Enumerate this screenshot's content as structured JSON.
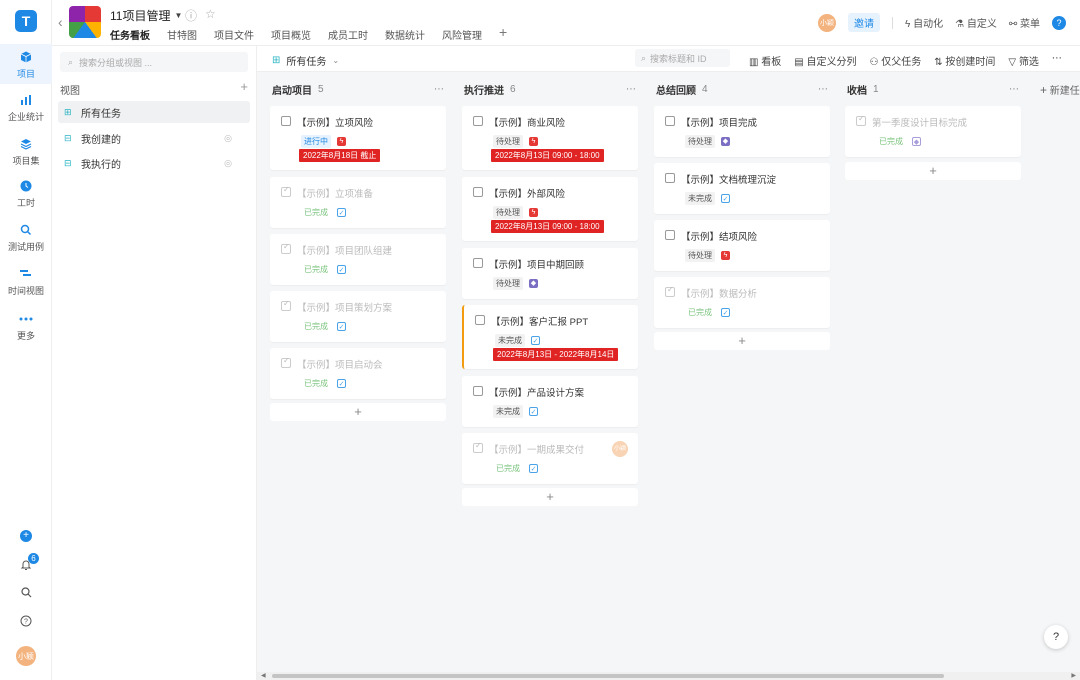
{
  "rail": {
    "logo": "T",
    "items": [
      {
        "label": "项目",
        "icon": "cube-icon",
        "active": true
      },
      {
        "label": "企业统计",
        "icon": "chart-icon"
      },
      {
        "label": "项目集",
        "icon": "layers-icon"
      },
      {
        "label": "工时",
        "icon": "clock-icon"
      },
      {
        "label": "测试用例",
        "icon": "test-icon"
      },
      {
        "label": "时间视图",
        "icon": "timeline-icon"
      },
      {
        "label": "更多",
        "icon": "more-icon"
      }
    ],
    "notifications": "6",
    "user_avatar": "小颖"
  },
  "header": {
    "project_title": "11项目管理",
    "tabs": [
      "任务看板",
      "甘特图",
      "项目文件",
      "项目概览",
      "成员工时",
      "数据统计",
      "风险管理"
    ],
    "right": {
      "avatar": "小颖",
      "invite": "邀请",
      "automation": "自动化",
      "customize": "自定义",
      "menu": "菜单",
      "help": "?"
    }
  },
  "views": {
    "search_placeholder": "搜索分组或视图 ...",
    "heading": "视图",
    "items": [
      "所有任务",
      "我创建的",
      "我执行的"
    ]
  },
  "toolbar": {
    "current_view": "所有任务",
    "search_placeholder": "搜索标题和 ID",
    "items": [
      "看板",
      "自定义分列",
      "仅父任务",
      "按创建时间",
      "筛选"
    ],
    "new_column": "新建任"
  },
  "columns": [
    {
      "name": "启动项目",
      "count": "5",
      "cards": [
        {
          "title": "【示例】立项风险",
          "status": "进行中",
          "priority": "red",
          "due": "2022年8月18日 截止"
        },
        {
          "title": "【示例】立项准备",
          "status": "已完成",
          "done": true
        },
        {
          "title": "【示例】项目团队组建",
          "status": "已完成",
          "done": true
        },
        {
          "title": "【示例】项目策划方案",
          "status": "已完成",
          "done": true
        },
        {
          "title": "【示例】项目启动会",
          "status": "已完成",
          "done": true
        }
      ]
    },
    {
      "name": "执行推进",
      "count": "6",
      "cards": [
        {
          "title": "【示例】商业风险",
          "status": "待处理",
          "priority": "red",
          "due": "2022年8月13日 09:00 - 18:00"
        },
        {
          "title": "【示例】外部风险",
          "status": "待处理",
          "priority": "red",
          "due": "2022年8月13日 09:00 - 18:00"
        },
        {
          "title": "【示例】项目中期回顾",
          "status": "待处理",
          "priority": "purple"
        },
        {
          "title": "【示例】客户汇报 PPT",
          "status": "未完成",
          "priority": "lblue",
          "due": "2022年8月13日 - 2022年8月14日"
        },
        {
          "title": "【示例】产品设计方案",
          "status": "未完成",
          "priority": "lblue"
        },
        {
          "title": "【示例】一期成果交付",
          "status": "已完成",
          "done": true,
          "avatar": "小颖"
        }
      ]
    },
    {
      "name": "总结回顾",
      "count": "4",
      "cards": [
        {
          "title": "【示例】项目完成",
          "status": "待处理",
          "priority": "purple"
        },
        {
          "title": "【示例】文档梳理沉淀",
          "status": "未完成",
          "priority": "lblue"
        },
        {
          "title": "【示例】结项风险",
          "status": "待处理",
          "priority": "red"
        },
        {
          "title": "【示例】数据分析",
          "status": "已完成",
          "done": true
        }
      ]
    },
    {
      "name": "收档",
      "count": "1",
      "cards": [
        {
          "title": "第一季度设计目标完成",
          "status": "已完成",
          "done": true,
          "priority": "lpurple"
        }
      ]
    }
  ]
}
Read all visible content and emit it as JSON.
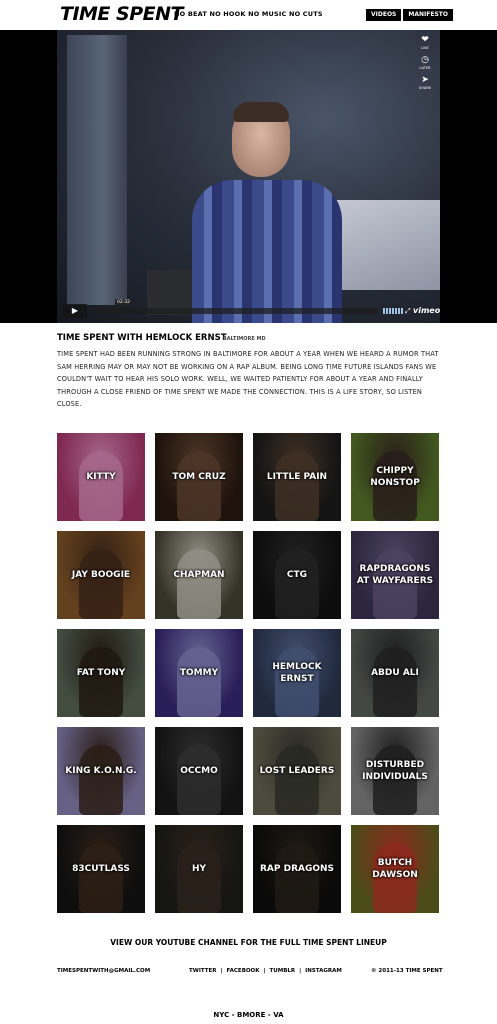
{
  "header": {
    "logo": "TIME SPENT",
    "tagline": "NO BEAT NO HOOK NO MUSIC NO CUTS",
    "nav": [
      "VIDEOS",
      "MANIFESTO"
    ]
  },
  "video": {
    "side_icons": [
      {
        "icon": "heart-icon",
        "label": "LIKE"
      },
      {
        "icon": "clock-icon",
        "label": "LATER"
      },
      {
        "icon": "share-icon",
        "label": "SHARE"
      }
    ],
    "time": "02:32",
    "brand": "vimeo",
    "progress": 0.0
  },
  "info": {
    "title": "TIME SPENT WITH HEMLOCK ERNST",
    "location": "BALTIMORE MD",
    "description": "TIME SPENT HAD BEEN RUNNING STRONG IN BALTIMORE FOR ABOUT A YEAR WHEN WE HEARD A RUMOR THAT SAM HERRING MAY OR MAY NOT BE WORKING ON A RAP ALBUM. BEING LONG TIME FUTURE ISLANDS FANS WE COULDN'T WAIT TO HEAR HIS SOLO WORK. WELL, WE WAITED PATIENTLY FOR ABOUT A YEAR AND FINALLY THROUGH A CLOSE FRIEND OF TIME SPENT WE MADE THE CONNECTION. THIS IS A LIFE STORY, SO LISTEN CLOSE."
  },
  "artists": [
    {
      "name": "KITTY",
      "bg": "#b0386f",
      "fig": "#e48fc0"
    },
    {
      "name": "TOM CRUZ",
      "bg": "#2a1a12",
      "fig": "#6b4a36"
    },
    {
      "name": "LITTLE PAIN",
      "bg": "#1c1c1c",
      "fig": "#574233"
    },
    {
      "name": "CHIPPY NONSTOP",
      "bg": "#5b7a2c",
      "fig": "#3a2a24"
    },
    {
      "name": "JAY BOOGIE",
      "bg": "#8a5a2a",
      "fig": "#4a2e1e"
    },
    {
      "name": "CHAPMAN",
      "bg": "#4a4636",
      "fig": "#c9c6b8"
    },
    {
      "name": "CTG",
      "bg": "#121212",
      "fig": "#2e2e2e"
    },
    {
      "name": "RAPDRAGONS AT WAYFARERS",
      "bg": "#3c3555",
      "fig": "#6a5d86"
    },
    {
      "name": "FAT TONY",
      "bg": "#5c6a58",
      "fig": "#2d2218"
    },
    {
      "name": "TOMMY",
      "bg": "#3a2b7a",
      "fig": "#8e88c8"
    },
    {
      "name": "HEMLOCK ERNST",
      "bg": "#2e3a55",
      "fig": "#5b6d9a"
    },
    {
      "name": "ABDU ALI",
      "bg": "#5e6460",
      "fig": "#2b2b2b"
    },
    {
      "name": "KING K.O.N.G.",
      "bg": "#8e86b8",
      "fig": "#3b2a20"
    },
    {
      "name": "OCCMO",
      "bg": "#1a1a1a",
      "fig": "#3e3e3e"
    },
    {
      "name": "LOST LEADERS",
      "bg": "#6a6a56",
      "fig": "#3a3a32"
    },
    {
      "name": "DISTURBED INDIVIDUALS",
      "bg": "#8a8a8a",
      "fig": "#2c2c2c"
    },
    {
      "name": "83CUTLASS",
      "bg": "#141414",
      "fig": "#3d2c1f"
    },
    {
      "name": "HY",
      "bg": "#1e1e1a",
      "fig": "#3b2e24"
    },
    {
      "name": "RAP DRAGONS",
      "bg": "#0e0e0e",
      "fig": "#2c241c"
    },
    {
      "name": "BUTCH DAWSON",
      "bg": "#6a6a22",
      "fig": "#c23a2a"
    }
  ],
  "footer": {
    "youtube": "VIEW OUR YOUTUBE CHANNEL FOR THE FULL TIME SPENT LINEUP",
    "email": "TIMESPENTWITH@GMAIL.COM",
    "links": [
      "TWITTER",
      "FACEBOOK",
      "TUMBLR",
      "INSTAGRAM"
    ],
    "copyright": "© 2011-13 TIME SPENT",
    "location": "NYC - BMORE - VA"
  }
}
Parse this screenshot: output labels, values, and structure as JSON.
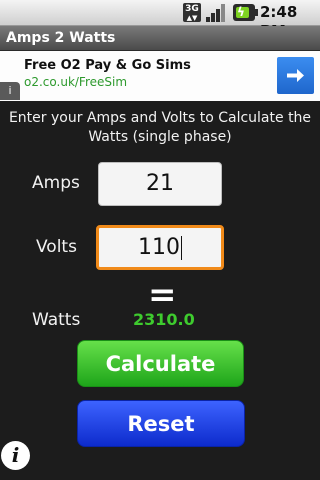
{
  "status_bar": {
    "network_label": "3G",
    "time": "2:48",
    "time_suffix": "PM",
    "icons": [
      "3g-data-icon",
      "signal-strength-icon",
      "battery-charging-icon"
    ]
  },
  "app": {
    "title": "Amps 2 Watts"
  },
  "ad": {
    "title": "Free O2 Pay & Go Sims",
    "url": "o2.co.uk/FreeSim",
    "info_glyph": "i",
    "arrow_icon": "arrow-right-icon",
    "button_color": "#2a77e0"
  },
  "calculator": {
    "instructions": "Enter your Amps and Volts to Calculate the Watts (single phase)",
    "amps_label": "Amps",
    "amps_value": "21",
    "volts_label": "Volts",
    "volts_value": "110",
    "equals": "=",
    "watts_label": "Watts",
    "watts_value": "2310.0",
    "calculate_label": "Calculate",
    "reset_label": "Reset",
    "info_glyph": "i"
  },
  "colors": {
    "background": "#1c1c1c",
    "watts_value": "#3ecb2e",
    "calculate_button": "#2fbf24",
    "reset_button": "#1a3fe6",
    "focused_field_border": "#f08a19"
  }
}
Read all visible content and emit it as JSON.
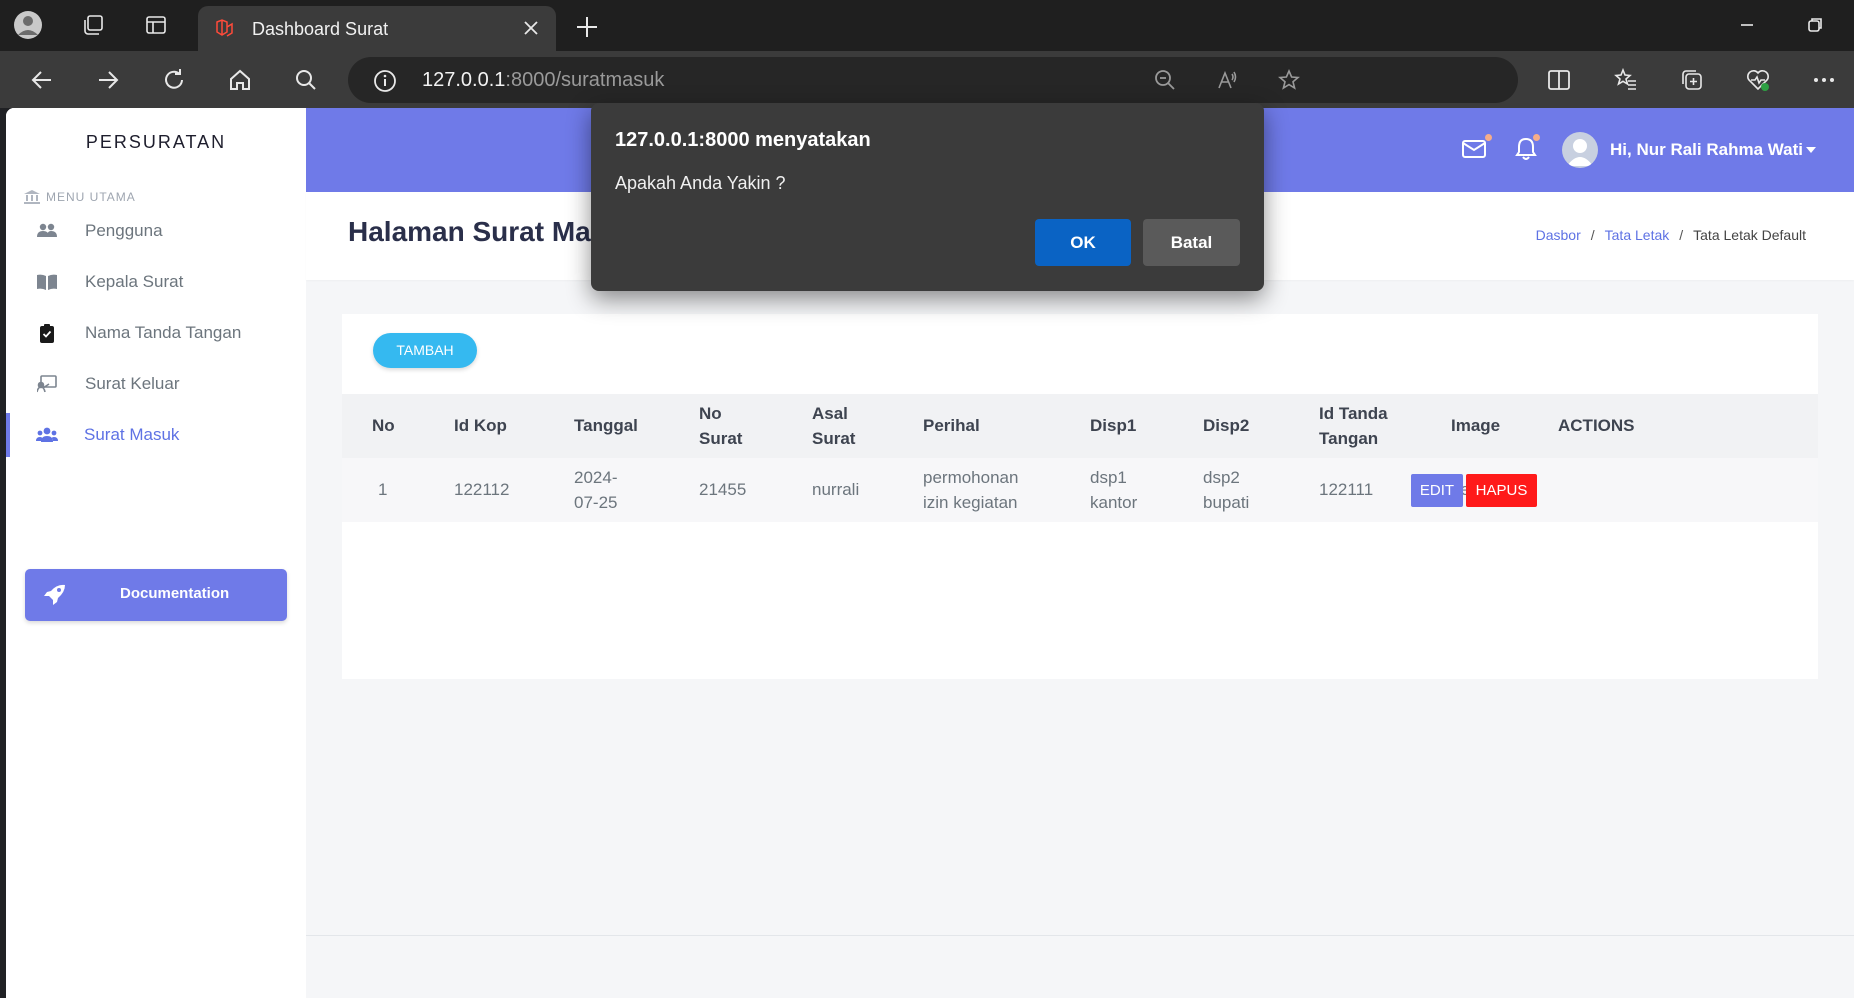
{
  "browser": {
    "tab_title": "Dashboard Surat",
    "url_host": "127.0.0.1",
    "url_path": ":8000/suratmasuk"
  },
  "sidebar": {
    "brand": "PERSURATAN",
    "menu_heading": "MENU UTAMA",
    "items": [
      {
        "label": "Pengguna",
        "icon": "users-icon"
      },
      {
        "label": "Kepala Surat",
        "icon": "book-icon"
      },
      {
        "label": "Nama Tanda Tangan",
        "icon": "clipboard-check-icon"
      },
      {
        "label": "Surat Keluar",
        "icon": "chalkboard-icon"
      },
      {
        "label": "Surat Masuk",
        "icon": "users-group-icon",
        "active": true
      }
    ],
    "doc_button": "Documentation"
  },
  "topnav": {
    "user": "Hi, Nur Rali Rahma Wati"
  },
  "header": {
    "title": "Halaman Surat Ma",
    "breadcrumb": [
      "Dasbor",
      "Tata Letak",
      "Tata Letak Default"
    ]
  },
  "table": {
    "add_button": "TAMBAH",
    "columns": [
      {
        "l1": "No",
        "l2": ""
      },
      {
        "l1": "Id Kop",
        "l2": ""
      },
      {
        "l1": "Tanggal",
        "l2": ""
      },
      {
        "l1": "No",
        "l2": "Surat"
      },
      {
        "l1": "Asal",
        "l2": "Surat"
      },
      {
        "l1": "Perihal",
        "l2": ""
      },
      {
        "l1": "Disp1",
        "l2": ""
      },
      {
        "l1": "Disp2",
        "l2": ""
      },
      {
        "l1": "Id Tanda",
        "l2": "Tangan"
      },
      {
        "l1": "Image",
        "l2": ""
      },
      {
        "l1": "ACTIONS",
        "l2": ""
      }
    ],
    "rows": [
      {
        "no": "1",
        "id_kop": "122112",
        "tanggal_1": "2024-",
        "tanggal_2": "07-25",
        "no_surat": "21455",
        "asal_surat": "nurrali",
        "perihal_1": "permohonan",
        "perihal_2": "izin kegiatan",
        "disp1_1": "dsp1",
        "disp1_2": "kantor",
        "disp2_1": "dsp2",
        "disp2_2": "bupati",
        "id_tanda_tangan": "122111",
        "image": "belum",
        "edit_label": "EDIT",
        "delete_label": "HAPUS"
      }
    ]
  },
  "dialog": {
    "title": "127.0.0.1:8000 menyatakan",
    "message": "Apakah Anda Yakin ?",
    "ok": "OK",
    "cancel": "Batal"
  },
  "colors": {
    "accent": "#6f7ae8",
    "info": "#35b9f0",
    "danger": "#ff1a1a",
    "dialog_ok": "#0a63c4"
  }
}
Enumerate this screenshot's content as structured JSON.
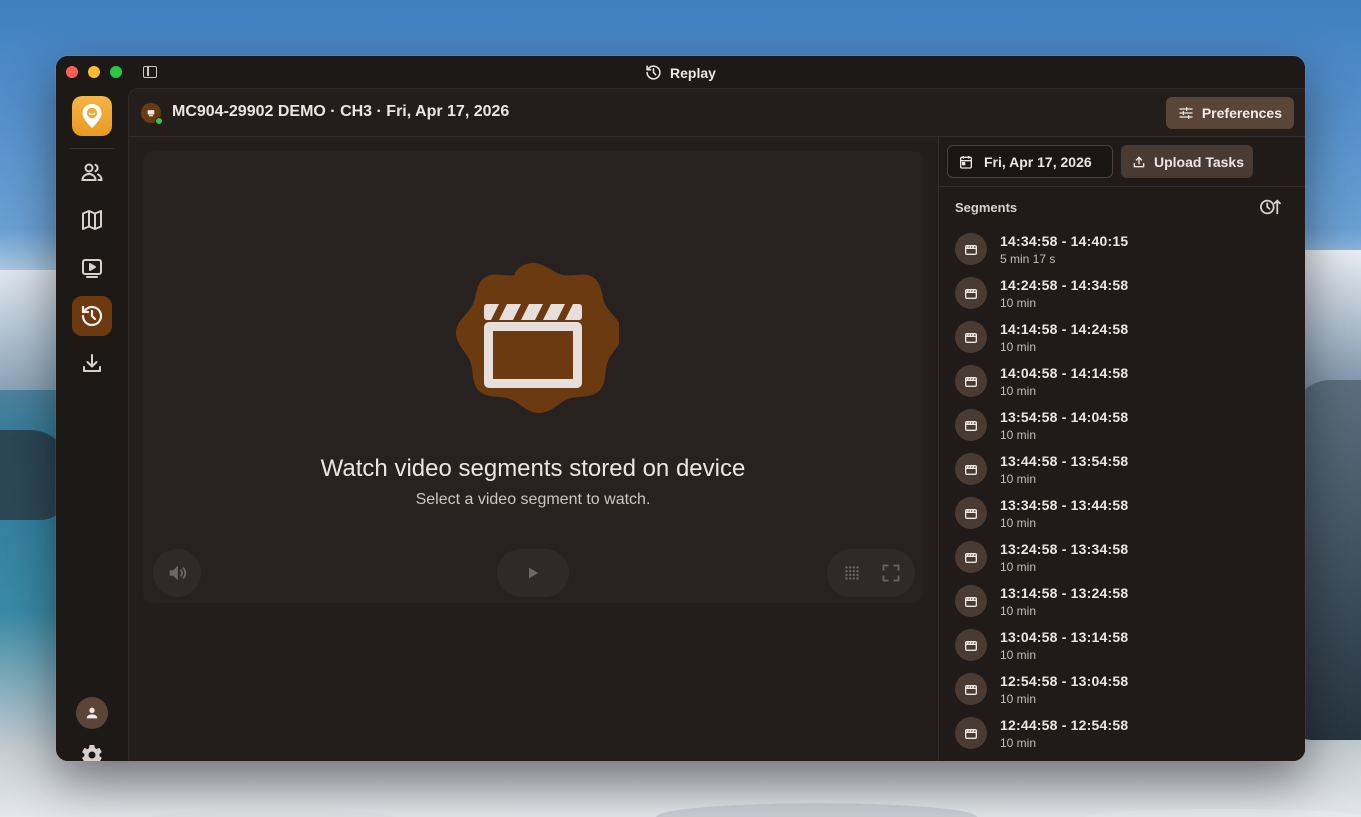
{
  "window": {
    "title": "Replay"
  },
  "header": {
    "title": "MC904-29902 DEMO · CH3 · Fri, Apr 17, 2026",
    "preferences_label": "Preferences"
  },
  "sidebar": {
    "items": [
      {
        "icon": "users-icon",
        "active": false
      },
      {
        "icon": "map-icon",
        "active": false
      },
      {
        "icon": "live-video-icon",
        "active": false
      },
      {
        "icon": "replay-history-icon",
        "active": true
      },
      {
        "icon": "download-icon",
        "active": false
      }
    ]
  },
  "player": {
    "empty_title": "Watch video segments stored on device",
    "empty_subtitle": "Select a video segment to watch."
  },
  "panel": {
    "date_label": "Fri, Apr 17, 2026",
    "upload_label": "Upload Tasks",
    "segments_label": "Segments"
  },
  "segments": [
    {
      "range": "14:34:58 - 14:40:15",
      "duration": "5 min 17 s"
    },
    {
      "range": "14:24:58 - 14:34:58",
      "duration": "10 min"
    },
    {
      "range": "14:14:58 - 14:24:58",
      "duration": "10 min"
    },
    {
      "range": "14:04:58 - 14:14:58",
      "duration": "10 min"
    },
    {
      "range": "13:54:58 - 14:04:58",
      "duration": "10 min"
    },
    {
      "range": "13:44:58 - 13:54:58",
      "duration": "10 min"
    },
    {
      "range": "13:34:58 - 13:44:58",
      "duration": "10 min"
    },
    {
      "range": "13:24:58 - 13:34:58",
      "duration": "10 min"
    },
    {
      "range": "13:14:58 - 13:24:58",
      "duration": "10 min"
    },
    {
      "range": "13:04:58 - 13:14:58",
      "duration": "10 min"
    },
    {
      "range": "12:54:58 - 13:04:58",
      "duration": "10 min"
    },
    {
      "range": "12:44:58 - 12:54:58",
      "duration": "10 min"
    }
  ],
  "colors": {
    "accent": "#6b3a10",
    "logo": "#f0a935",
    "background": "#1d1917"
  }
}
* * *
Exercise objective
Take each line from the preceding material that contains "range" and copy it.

Response area
      "range": "14:34:58 - 14:40:15",
      "range": "14:24:58 - 14:34:58",
      "range": "14:14:58 - 14:24:58",
      "range": "14:04:58 - 14:14:58",
      "range": "13:54:58 - 14:04:58",
      "range": "13:44:58 - 13:54:58",
      "range": "13:34:58 - 13:44:58",
      "range": "13:24:58 - 13:34:58",
      "range": "13:14:58 - 13:24:58",
      "range": "13:04:58 - 13:14:58",
      "range": "12:54:58 - 13:04:58",
      "range": "12:44:58 - 12:54:58",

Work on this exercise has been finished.